Dataset rows for apps and sites
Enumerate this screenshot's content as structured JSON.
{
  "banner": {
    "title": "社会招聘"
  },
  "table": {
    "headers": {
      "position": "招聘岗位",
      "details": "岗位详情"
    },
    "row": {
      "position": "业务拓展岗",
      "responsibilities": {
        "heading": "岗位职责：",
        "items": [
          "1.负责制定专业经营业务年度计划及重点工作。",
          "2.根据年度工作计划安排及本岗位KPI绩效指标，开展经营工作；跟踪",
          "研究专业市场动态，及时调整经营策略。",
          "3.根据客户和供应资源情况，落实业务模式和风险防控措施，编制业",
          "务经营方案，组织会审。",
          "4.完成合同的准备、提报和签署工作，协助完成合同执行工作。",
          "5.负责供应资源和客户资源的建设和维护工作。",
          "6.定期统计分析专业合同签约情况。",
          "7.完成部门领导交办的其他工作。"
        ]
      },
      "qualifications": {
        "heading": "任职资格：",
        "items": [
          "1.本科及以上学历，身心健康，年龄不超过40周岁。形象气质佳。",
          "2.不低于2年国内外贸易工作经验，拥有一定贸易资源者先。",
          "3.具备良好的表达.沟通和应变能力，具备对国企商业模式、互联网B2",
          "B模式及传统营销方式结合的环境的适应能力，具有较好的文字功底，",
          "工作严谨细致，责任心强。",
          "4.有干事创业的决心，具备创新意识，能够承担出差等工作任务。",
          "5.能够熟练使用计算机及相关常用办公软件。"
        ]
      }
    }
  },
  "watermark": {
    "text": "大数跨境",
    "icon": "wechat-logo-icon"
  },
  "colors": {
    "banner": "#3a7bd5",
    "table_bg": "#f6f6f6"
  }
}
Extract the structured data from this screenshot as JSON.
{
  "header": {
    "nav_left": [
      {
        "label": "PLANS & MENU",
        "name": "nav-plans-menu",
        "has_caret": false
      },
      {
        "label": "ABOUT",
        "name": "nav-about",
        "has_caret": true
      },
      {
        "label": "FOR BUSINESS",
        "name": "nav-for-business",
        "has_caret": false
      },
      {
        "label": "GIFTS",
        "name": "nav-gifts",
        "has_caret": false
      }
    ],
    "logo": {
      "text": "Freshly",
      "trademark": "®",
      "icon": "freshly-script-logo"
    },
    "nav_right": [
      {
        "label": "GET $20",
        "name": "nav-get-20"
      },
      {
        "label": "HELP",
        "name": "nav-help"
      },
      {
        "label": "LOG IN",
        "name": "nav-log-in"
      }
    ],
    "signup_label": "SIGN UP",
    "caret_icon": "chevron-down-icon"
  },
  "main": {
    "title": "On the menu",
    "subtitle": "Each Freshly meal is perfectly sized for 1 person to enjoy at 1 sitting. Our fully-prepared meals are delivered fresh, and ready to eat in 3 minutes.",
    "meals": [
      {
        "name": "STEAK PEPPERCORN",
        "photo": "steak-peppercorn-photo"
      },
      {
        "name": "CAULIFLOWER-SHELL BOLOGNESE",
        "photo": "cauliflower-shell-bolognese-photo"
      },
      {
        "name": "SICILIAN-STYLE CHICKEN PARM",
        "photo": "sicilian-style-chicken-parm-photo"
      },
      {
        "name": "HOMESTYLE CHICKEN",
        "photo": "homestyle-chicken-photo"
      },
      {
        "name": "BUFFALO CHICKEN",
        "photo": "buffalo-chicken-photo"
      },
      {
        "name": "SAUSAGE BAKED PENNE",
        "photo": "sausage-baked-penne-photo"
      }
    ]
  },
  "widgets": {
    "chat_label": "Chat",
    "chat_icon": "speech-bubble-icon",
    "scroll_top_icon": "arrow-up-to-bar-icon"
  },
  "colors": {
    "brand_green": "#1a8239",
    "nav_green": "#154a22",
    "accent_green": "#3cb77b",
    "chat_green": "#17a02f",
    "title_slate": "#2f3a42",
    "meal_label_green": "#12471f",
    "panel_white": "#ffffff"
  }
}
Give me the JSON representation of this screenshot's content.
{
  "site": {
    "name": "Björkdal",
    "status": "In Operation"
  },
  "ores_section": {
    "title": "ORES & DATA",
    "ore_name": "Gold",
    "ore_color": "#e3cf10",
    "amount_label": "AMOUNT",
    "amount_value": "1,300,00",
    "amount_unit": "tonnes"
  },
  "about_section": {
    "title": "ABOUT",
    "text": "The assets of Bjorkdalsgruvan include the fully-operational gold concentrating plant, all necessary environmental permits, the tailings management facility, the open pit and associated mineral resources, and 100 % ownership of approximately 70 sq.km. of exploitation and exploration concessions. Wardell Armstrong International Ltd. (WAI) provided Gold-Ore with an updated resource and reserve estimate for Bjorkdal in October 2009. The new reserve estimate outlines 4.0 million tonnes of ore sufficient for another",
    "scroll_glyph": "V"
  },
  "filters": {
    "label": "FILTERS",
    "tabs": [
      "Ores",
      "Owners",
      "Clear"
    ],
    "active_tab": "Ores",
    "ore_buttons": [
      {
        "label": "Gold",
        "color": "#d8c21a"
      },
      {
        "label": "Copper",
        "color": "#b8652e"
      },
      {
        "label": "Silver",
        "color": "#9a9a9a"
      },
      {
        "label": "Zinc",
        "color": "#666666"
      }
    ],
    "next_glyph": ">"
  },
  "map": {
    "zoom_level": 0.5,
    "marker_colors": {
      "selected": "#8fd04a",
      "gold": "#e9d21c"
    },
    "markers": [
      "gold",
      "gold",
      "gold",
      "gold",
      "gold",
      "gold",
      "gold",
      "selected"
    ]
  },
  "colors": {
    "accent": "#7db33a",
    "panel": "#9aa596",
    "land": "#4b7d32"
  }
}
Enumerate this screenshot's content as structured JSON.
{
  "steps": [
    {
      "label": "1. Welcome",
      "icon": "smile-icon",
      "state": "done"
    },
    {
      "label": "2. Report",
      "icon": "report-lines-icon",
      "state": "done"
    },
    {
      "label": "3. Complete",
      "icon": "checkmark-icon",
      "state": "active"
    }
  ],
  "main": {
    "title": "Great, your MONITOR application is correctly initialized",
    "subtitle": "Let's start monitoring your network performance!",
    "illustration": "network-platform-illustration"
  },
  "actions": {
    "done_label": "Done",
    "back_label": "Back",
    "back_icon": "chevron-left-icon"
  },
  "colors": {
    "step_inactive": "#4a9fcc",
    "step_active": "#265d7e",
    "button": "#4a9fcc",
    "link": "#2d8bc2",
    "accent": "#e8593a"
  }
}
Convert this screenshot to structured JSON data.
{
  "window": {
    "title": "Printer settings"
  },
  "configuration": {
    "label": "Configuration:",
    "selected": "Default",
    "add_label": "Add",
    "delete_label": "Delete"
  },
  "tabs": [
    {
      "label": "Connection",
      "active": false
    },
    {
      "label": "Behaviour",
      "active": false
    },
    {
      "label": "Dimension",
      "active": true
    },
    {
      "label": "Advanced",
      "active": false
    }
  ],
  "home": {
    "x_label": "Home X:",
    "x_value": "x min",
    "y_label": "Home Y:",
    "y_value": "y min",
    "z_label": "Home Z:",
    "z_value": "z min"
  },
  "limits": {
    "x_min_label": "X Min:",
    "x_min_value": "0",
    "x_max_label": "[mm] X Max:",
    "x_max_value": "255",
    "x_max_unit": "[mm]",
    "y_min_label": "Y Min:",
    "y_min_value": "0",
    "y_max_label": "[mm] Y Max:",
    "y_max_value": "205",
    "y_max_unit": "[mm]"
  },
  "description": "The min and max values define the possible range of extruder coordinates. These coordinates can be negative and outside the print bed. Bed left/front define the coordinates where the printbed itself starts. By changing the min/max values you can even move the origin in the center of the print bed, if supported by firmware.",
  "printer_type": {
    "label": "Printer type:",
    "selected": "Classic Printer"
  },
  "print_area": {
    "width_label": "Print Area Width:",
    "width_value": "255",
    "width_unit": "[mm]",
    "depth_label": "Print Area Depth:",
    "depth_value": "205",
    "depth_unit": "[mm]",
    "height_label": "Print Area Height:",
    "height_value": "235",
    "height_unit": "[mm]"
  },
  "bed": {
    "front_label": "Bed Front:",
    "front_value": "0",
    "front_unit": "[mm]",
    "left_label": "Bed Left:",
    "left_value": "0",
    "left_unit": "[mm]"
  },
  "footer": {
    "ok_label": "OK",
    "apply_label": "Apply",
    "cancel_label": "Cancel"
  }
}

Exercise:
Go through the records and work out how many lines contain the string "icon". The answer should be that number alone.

Task output:
9